"This seal is outdated. It does not portray our state in a positive light. I think this is the year that we will get it done," said Sen. Mary Kunesh, DFL-New Brighton, who is pushing a bill to change the flag and seal, which dates to 1858.
Upper Sioux Community Tribal Chair Kevin Jensvold has pressed three governors for the change. The scene flying on blue flags across Minnesota tells the story of European settlers forcing Native Americans from their homeland, he told senators last week.
"It shows the divisiveness that shouldn't exist. It shows a gun that's going to enforce that divisiveness," Jensvold said. "If you take a poll of most people in the world and you showed them a picture of that sort, they would say that's not comforting or welcoming,"
Lee Herold, owner of Herold Flags in Rochester, has been trying to redo Minnesota's flag for an even longer time. For more than three decades, he has run into political gridlock and two big problems: "People don't understand flags, and they don't like change."
This year seems different.
"There's actual enthusiasm this year. When I started there wasn't much enthusiasm," said Herold, the past secretary of the North American Vexillological Association, which bills itself as the world's biggest organization of flag enthusiasts and scholars.
The group has five basic principles of good flag design. It should be simple and distinctive, with meaningful symbolism, two or three basic colors and no letters or seals. A memorable design can help promote Minnesota and boost business, Herold said.
Minnesota's flag doesn't even come close, in his view.
"It's identical to 20 other flags that basically slapped the seal on a blue background. … It fails basically every principle of flag design," said Rep. Mike Freiberg, DFL-Golden Valley, the House sponsor of the bill. "It's offensive, frankly. And I think we can do so much better both on our seal and on our flag."
Freiberg said he's a fan of the design Herold and another Minnesotan, William Becker, have been pushing for years. Dubbed the "North Star Flag," it features a gold star and blue above a wavy horizon of green.
But he said design responsibility should lie with the proposed State Emblems Redesign Commission, which would include members ranging from legislators to the executive director of the Minnesota Historical Society to the chair of the Minnesota Arts Board and the tourism bureau executive.
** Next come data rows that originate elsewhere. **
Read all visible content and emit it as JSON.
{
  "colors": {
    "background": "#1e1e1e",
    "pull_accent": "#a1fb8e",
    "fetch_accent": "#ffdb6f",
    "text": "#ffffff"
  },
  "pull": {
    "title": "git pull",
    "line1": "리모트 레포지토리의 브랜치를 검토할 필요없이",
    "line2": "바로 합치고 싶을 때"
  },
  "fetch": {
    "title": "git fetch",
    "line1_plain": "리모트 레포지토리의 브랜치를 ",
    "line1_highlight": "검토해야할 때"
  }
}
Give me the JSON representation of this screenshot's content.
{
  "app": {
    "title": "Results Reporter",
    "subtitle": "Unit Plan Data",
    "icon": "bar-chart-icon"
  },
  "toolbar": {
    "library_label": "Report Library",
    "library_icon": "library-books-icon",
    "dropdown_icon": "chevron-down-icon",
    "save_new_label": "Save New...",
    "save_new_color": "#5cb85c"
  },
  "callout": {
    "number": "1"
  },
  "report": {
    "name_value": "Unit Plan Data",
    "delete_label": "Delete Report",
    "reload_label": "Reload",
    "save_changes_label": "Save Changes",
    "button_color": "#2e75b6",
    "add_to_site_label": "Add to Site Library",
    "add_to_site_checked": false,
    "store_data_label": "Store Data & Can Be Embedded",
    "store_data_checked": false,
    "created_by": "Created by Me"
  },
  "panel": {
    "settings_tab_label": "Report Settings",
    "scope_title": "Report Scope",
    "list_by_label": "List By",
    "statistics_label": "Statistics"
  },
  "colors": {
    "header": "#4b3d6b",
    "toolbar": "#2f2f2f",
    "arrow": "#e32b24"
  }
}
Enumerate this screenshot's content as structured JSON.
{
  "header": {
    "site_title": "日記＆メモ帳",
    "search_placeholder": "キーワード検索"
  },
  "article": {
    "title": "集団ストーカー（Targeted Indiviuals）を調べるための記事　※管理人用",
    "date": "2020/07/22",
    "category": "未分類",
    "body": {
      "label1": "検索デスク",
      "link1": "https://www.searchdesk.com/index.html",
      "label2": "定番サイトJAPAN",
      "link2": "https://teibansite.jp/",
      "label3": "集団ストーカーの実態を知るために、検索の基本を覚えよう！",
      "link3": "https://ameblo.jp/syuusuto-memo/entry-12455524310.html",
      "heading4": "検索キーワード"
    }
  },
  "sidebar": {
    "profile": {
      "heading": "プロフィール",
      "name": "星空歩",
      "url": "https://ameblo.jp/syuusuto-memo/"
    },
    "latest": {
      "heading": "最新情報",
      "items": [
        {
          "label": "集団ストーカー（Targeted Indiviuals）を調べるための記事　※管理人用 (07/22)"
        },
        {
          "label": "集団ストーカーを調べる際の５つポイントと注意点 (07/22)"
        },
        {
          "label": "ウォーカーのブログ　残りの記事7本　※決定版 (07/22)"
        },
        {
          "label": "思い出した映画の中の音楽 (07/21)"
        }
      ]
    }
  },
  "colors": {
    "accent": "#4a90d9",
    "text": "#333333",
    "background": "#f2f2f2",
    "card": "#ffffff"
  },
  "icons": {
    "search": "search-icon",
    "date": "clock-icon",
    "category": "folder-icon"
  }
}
It would also have members representing Latino, African American, Asian American and Pacific Islander, Dakota and Ojibwe communities.
That makeup stirred debate at a recent Capitol hearing, where Sen. John Jasinski, R-Faribault, questioned why various European groups aren't represented.
"I don't see inclusion in the board," he said.
Another GOP senator, Steve Drazkowski of Mazeppa, disagreed with others' interpretations of the scene on the flag. He said he sees "two individuals co-existing," adding that they would lose historical context if they were shifted to a more modern design.
Kunesh, however, read a poem by the wife of a man who designed the seal that opens with, "Give way, give way young warrior, / Thou and thy steed give way," and goes on to say, "The rocky bluff and prairie land / The white man claims them now, / The symbols of his course are here, / The rifle, axe and plough."
She doesn't plan to expand the proposed committee. With Democrats holding full control of the Legislature and governor's office, GOP concerns are unlikely to derail the bill.
The commission would hold meetings, gather public input and recommend new flag and seal designs by January 2024. The legislation requires lawmakers' approval next year and says new designs would be implemented in May 2025, but Freiberg said legislators are considering automatically making the commission's designs official in May 2024.